— WHAT TO PRODUCE —
Throughout the records below, find the lines with the string "JSON" and give how many there are, nothing else.

─── SOURCE MATERIAL

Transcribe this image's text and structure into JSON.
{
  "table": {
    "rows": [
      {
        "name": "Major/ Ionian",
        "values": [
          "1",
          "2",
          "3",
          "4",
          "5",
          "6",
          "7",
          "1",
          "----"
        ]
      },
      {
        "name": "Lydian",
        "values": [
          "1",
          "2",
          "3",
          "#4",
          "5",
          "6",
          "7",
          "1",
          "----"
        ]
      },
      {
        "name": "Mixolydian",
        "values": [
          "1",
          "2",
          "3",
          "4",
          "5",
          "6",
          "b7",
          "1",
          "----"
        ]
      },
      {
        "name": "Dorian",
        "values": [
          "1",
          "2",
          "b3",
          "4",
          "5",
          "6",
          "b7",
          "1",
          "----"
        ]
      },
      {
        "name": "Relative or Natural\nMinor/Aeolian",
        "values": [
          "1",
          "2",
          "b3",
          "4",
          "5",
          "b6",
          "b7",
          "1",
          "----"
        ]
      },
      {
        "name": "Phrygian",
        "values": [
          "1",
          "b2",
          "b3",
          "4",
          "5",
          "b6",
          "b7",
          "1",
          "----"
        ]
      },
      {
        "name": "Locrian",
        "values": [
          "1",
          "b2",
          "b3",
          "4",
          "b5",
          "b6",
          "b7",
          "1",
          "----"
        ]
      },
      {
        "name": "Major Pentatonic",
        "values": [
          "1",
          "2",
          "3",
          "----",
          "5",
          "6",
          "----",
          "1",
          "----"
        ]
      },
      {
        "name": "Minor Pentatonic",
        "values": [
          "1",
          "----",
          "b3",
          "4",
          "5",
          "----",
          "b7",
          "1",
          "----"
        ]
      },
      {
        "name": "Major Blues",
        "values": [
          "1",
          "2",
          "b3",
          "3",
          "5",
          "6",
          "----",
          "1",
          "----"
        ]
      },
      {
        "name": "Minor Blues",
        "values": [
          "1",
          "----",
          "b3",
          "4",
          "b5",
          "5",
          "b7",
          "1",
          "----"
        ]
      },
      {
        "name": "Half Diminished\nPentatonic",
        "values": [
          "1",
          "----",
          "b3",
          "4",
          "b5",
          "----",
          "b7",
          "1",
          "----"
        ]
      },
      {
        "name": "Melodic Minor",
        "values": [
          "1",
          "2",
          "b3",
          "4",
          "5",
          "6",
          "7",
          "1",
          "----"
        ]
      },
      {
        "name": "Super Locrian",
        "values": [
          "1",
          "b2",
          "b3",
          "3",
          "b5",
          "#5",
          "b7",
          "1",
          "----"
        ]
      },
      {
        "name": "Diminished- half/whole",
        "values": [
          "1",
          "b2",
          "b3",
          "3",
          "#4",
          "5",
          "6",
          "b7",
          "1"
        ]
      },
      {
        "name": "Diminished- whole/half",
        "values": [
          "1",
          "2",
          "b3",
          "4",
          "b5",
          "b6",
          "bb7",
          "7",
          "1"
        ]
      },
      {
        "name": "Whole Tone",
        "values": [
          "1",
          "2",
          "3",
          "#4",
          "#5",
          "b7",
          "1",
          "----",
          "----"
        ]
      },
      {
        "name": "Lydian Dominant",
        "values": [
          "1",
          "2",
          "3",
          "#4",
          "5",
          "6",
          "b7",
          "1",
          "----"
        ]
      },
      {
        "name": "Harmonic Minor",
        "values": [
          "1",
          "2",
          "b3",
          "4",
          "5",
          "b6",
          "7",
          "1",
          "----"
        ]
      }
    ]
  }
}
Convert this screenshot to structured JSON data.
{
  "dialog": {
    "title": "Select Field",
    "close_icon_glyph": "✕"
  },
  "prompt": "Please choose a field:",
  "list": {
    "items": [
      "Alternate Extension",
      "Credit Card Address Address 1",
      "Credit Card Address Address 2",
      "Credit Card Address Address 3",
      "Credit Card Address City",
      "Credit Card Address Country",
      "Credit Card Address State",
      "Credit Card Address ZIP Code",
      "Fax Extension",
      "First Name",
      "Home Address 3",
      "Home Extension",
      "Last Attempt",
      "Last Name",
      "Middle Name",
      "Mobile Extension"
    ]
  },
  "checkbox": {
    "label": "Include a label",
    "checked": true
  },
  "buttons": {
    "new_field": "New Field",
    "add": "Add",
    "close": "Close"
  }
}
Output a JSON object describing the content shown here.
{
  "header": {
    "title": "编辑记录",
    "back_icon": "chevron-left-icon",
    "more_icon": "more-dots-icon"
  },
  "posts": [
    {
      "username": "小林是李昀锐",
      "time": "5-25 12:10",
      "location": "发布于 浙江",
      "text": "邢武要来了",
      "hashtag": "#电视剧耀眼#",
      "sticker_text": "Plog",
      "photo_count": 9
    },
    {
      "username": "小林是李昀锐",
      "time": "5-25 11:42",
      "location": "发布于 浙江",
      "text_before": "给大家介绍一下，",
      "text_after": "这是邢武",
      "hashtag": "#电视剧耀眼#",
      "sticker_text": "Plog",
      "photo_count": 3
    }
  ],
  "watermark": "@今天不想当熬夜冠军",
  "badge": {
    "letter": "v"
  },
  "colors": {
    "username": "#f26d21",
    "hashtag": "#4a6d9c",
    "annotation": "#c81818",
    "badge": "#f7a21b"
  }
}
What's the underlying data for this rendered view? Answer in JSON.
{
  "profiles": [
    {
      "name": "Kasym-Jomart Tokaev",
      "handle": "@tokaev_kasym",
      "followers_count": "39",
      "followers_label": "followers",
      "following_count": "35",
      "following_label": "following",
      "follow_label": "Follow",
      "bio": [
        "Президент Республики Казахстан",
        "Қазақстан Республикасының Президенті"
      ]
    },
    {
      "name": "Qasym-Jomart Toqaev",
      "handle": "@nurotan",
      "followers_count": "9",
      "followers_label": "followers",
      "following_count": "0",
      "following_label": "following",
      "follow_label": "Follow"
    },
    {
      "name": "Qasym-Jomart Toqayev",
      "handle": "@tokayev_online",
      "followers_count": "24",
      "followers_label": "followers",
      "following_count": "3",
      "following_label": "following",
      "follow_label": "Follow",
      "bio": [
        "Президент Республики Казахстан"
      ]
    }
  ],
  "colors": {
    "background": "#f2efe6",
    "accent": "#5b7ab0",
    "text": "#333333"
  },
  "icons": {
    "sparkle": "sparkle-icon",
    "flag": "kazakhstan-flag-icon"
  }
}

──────

— ANSWER SPACE —
4